On The Back:
To solve her father’s murder and save the family-owned glass shop, Savannah Webb must shatter a killer’s carefully constructed façade. . .
After Savannah’s father dies unexpectedly of a heart attack, she drops everything to return home to St. Petersburg, Florida, to settle his affairs–including the fate of the beloved, family-owned glass shop. Savannah intends to hand over ownership to her father’s trusted assistant and fellow glass expert, Hugh Trevor, but soon discovers the master craftsman also dead of an apparent heart attack.
As if the coincidence of the two deaths wasn’t suspicious enough, Savannah discovers a note her father left for her in his shop, warning her that she is in danger. With the local police unconvinced, it’s up to Savannah to piece together the encoded clues left behind by her father. And when her father’s apprentice is accused of the murders, Savannah is more desperate than ever to crack the case before the killer seizes a window of opportunity to cut her out of the picture. . .

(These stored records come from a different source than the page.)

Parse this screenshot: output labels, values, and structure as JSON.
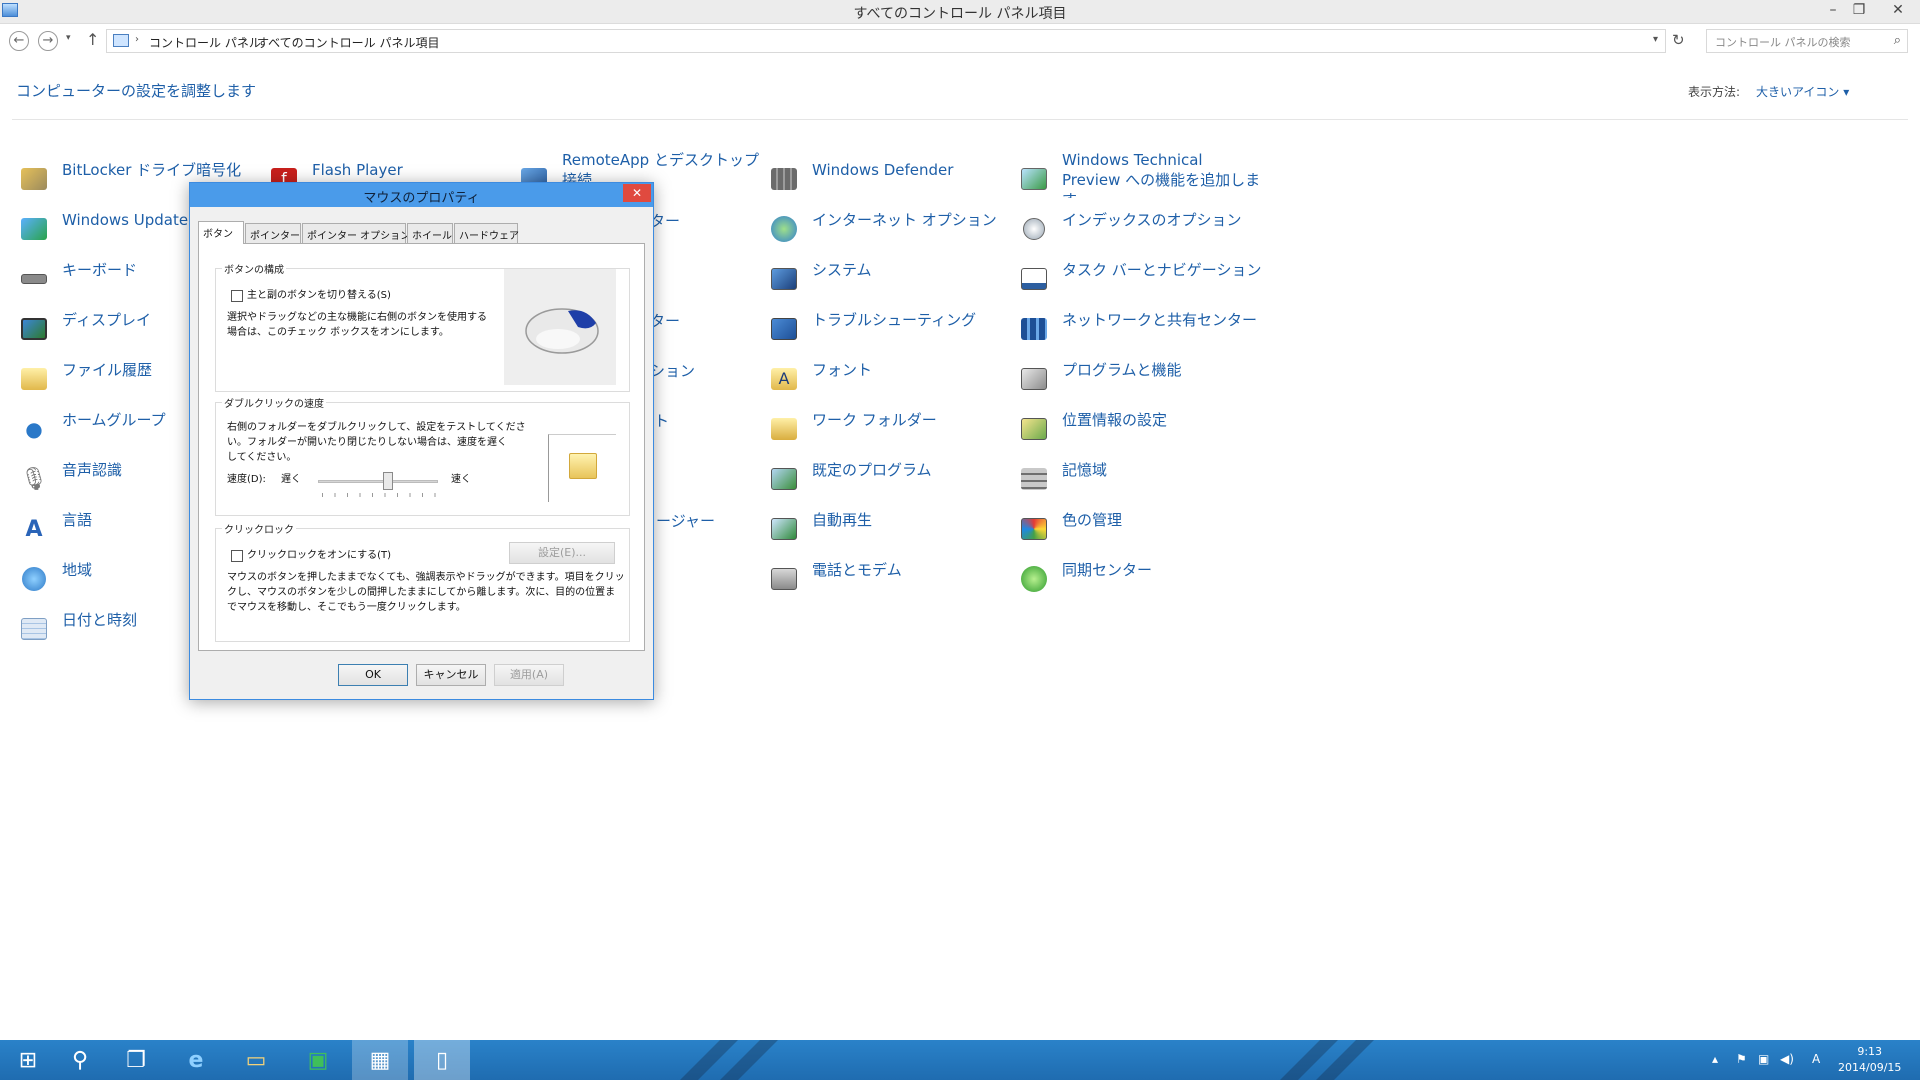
{
  "window": {
    "title": "すべてのコントロール パネル項目",
    "min": "–",
    "max": "❐",
    "close": "✕"
  },
  "address": {
    "back": "←",
    "forward": "→",
    "recent": "▾",
    "up": "↑",
    "crumbs": [
      "コントロール パネル",
      "すべてのコントロール パネル項目"
    ],
    "separator": "›",
    "dropdown": "▾",
    "refresh": "↻",
    "search_placeholder": "コントロール パネルの検索",
    "search_icon": "⌕"
  },
  "header": {
    "title": "コンピューターの設定を調整します",
    "view_label": "表示方法:",
    "view_value": "大きいアイコン ▾"
  },
  "items": {
    "col1": [
      "BitLocker ドライブ暗号化",
      "Windows Update",
      "キーボード",
      "ディスプレイ",
      "ファイル履歴",
      "ホームグループ",
      "音声認識",
      "言語",
      "地域",
      "日付と時刻"
    ],
    "col2": [
      "Flash Player"
    ],
    "col3": [
      "RemoteApp とデスクトップ接続",
      "ター",
      "ター",
      "ション",
      "ト",
      "ージャー"
    ],
    "col4": [
      "Windows Defender",
      "インターネット オプション",
      "システム",
      "トラブルシューティング",
      "フォント",
      "ワーク フォルダー",
      "既定のプログラム",
      "自動再生",
      "電話とモデム"
    ],
    "col5": [
      "Windows Technical Preview への機能を追加します",
      "インデックスのオプション",
      "タスク バーとナビゲーション",
      "ネットワークと共有センター",
      "プログラムと機能",
      "位置情報の設定",
      "記憶域",
      "色の管理",
      "同期センター"
    ]
  },
  "dialog": {
    "title": "マウスのプロパティ",
    "close": "✕",
    "tabs": [
      "ボタン",
      "ポインター",
      "ポインター オプション",
      "ホイール",
      "ハードウェア"
    ],
    "button_config": {
      "group_title": "ボタンの構成",
      "checkbox_label": "主と副のボタンを切り替える(S)",
      "desc1": "選択やドラッグなどの主な機能に右側のボタンを使用する",
      "desc2": "場合は、このチェック ボックスをオンにします。"
    },
    "double_click": {
      "group_title": "ダブルクリックの速度",
      "desc1": "右側のフォルダーをダブルクリックして、設定をテストしてくださ",
      "desc2": "い。フォルダーが開いたり閉じたりしない場合は、速度を遅く",
      "desc3": "してください。",
      "speed_label": "速度(D):",
      "slow": "遅く",
      "fast": "速く",
      "speed_level": 0.58
    },
    "click_lock": {
      "group_title": "クリックロック",
      "checkbox_label": "クリックロックをオンにする(T)",
      "settings_button": "設定(E)...",
      "desc1": "マウスのボタンを押したままでなくても、強調表示やドラッグができます。項目をクリッ",
      "desc2": "クし、マウスのボタンを少しの間押したままにしてから離します。次に、目的の位置ま",
      "desc3": "でマウスを移動し、そこでもう一度クリックします。"
    },
    "ok": "OK",
    "cancel": "キャンセル",
    "apply": "適用(A)"
  },
  "taskbar": {
    "start": "⊞",
    "search": "⚲",
    "taskview": "❐",
    "ie": "e",
    "explorer": "▭",
    "store": "▣",
    "controlpanel": "▦",
    "notepad": "▯",
    "tray_icons": [
      "▴",
      "⚑",
      "▣",
      "◀)",
      "A"
    ],
    "time": "9:13",
    "date": "2014/09/15"
  }
}
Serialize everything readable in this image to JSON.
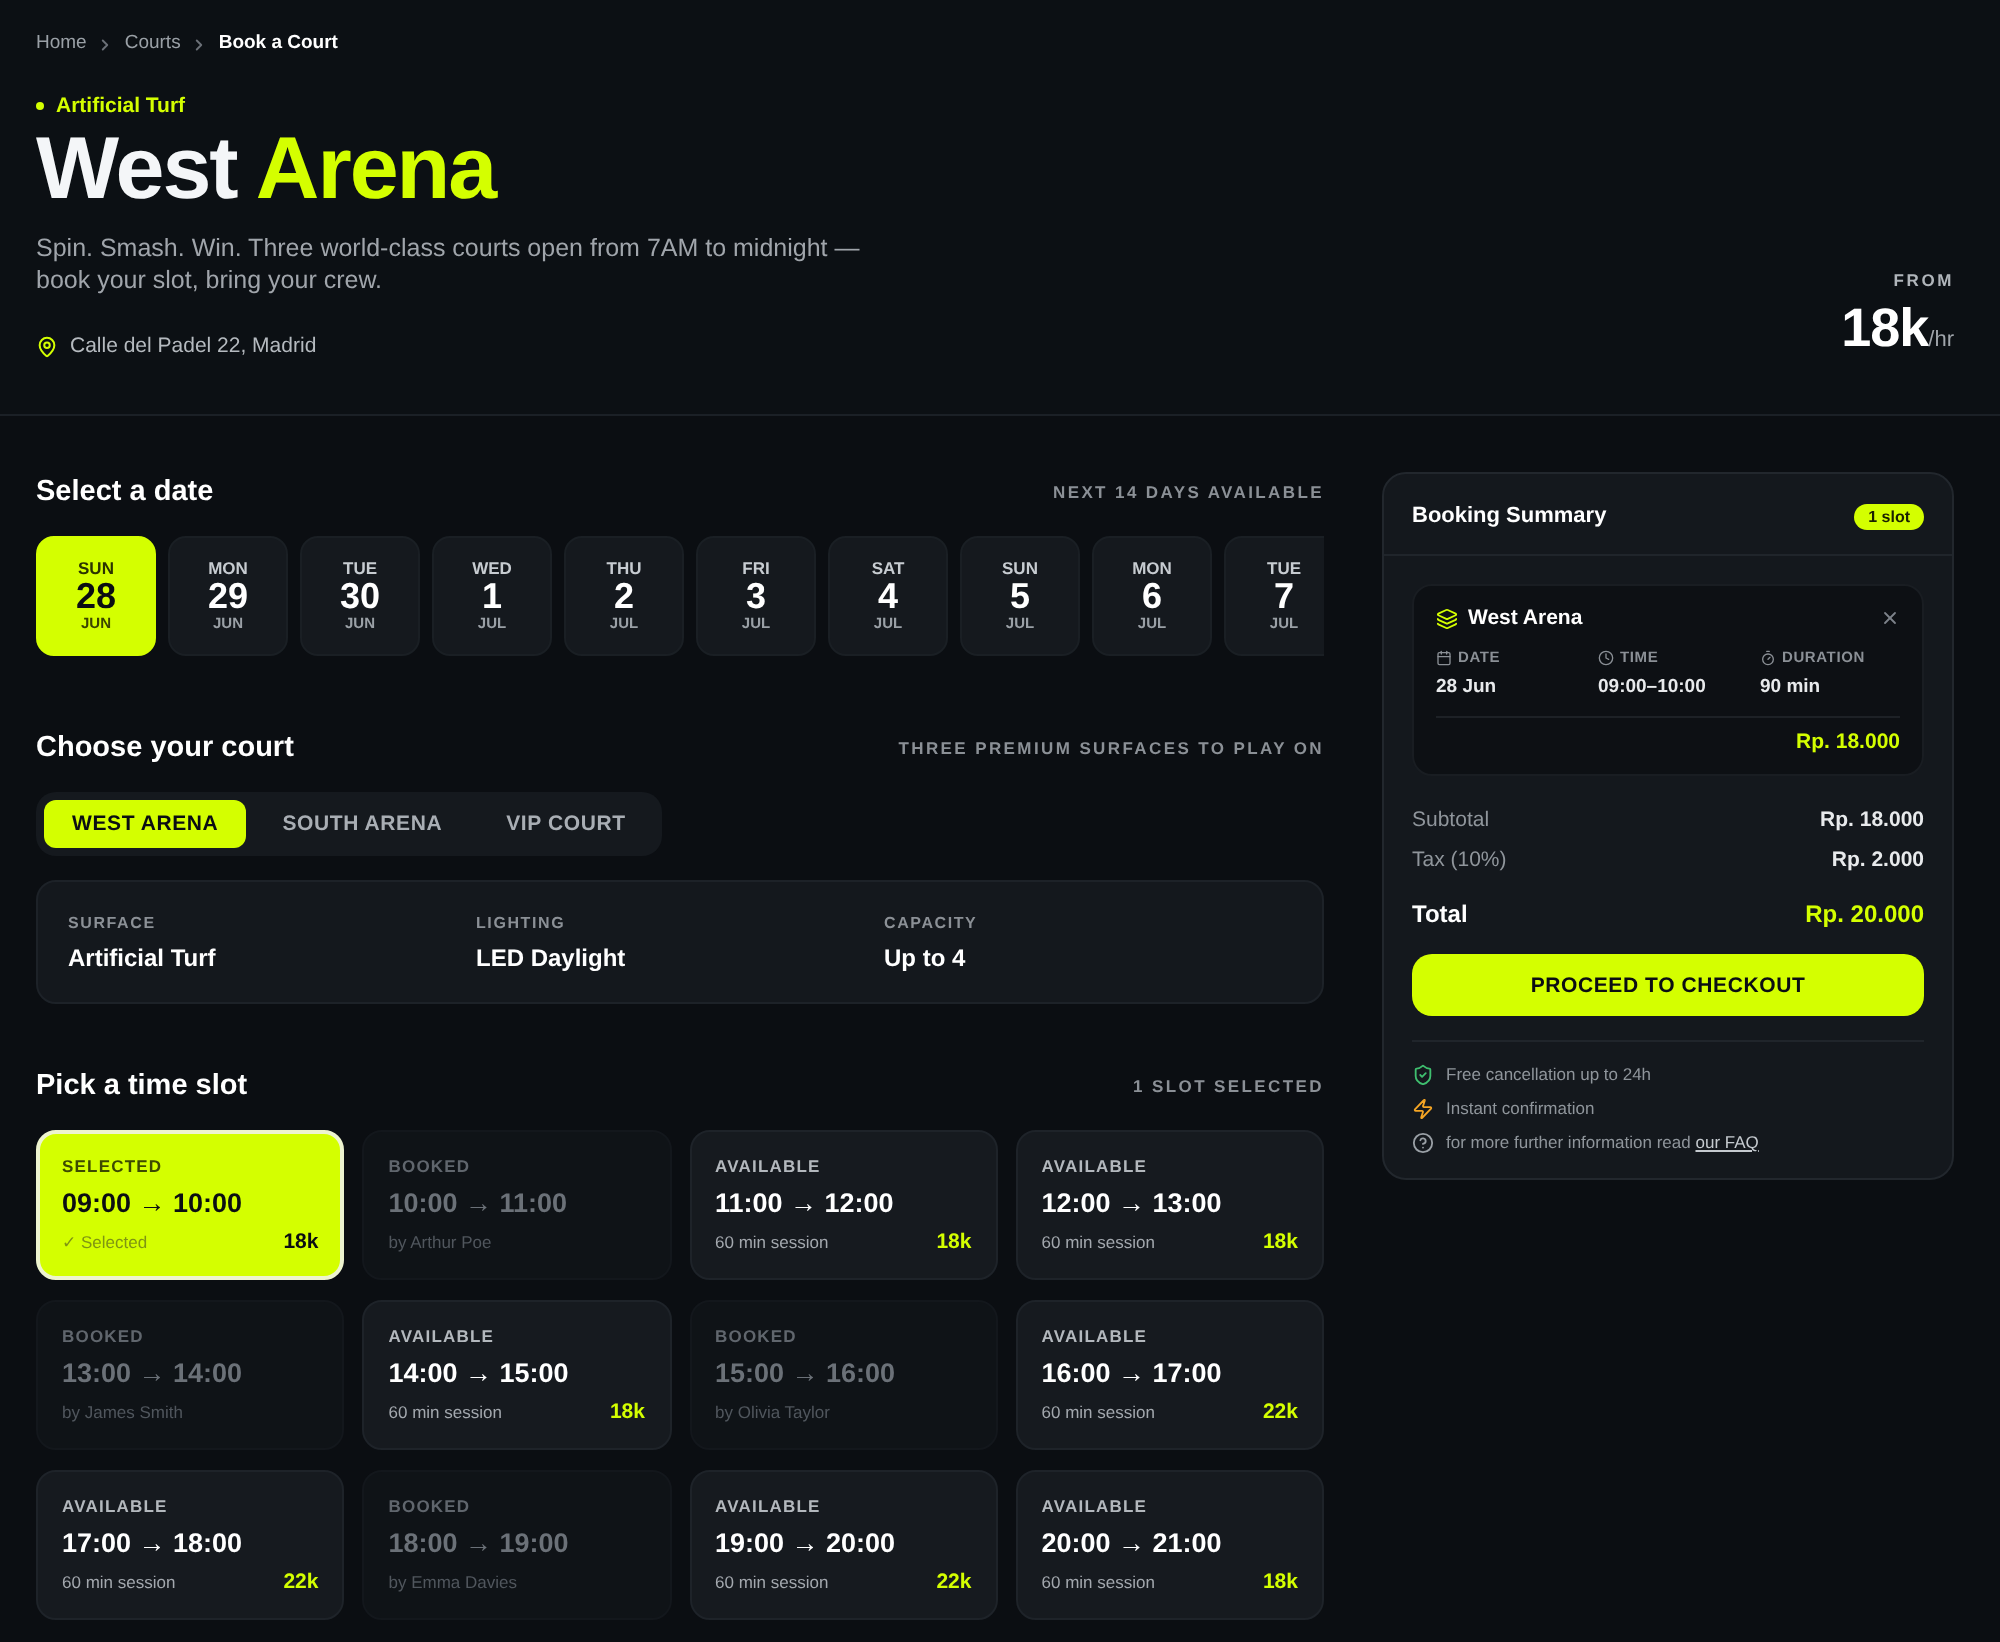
{
  "breadcrumb": [
    {
      "label": "Home",
      "current": false
    },
    {
      "label": "Courts",
      "current": false
    },
    {
      "label": "Book a Court",
      "current": true
    }
  ],
  "hero": {
    "tag": "Artificial Turf",
    "title": "West",
    "title_accent": "Arena",
    "description": "Spin. Smash. Win. Three world-class courts open from 7AM to midnight — book your slot, bring your crew.",
    "address": "Calle del Padel 22, Madrid",
    "price_label": "FROM",
    "price": "18k",
    "price_unit": "/hr"
  },
  "dates": {
    "heading": "Select a date",
    "note": "NEXT 14 DAYS AVAILABLE",
    "days": [
      {
        "weekday": "SUN",
        "day": "28",
        "month": "JUN",
        "selected": true
      },
      {
        "weekday": "MON",
        "day": "29",
        "month": "JUN",
        "selected": false
      },
      {
        "weekday": "TUE",
        "day": "30",
        "month": "JUN",
        "selected": false
      },
      {
        "weekday": "WED",
        "day": "1",
        "month": "JUL",
        "selected": false
      },
      {
        "weekday": "THU",
        "day": "2",
        "month": "JUL",
        "selected": false
      },
      {
        "weekday": "FRI",
        "day": "3",
        "month": "JUL",
        "selected": false
      },
      {
        "weekday": "SAT",
        "day": "4",
        "month": "JUL",
        "selected": false
      },
      {
        "weekday": "SUN",
        "day": "5",
        "month": "JUL",
        "selected": false
      },
      {
        "weekday": "MON",
        "day": "6",
        "month": "JUL",
        "selected": false
      },
      {
        "weekday": "TUE",
        "day": "7",
        "month": "JUL",
        "selected": false
      }
    ]
  },
  "court": {
    "heading": "Choose your court",
    "note": "THREE PREMIUM SURFACES TO PLAY ON",
    "tabs": [
      {
        "label": "WEST ARENA",
        "selected": true
      },
      {
        "label": "SOUTH ARENA",
        "selected": false
      },
      {
        "label": "VIP COURT",
        "selected": false
      }
    ],
    "details": [
      {
        "label": "SURFACE",
        "value": "Artificial Turf"
      },
      {
        "label": "LIGHTING",
        "value": "LED Daylight"
      },
      {
        "label": "CAPACITY",
        "value": "Up to 4"
      }
    ]
  },
  "slots": {
    "heading": "Pick a time slot",
    "note": "1 SLOT SELECTED",
    "items": [
      {
        "kind": "available",
        "selected": true,
        "status": "SELECTED",
        "time": "09:00 → 10:00",
        "detail": "✓ Selected",
        "price": "18k"
      },
      {
        "kind": "booked",
        "selected": false,
        "status": "BOOKED",
        "time": "10:00 → 11:00",
        "detail": "by Arthur Poe"
      },
      {
        "kind": "available",
        "selected": false,
        "status": "AVAILABLE",
        "time": "11:00 → 12:00",
        "detail": "60 min session",
        "price": "18k"
      },
      {
        "kind": "available",
        "selected": false,
        "status": "AVAILABLE",
        "time": "12:00 → 13:00",
        "detail": "60 min session",
        "price": "18k"
      },
      {
        "kind": "booked",
        "selected": false,
        "status": "BOOKED",
        "time": "13:00 → 14:00",
        "detail": "by James Smith"
      },
      {
        "kind": "available",
        "selected": false,
        "status": "AVAILABLE",
        "time": "14:00 → 15:00",
        "detail": "60 min session",
        "price": "18k"
      },
      {
        "kind": "booked",
        "selected": false,
        "status": "BOOKED",
        "time": "15:00 → 16:00",
        "detail": "by Olivia Taylor"
      },
      {
        "kind": "available",
        "selected": false,
        "status": "AVAILABLE",
        "time": "16:00 → 17:00",
        "detail": "60 min session",
        "price": "22k"
      },
      {
        "kind": "available",
        "selected": false,
        "status": "AVAILABLE",
        "time": "17:00 → 18:00",
        "detail": "60 min session",
        "price": "22k"
      },
      {
        "kind": "booked",
        "selected": false,
        "status": "BOOKED",
        "time": "18:00 → 19:00",
        "detail": "by Emma Davies"
      },
      {
        "kind": "available",
        "selected": false,
        "status": "AVAILABLE",
        "time": "19:00 → 20:00",
        "detail": "60 min session",
        "price": "22k"
      },
      {
        "kind": "available",
        "selected": false,
        "status": "AVAILABLE",
        "time": "20:00 → 21:00",
        "detail": "60 min session",
        "price": "18k"
      }
    ]
  },
  "summary": {
    "title": "Booking Summary",
    "badge": "1 slot",
    "booking": {
      "court": "West Arena",
      "fields": [
        {
          "kind": "date",
          "label": "DATE",
          "value": "28 Jun"
        },
        {
          "kind": "time",
          "label": "TIME",
          "value": "09:00–10:00"
        },
        {
          "kind": "duration",
          "label": "DURATION",
          "value": "90 min"
        }
      ],
      "price": "Rp. 18.000"
    },
    "lines": [
      {
        "label": "Subtotal",
        "value": "Rp. 18.000"
      },
      {
        "label": "Tax (10%)",
        "value": "Rp. 2.000"
      }
    ],
    "total": {
      "label": "Total",
      "value": "Rp. 20.000"
    },
    "checkout": "PROCEED TO CHECKOUT",
    "perks": [
      {
        "kind": "cancellation",
        "text": "Free cancellation up to 24h"
      },
      {
        "kind": "instant",
        "text": "Instant confirmation"
      },
      {
        "kind": "info",
        "text": "for more further information read",
        "link": "our FAQ"
      }
    ]
  }
}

*I received a free copy of this book in exchange for an honest review from Kensington and Netgalley. This title will be published on September 29, 2015*
The first book in what looks like a promising new series, Pane and Suffering was an absorbing book that I enjoyed. Savannah is a glass blowing artist living in Seattle. When her father dies she must return to St. Petersburg, Florida and wrap up his affairs, however another death has her questioning her father’s premature heart attack.
I really liked the characters, Savannah, Amanda, and Edward were all fun and sensible. Amanda was the perfect unashamed friend who had me laughing out loud at some of the things she’d say and do. I also loved how the author portrayed a character with Asperger’s syndrome; it was so nice to read about Jacob, and I really hope he appears in later books.
However, the book wasn’t perfect, and the major imperfection was the mystery. It might have just been me, but I found the mystery to be extremely transparent and I guessed the killer half way through the book. There were almost too many clues and it gave the killer away early on. But, I really liked how the author incorporated tons of different codes and cyphers into the story.
Overall a very strong start to a new series. I really enjoyed it. With great characters, a fun setting, and a great use of codes, yet a transparent mystery, Pane and Suffering, gets 4/5 stars. I’ll look for the next one!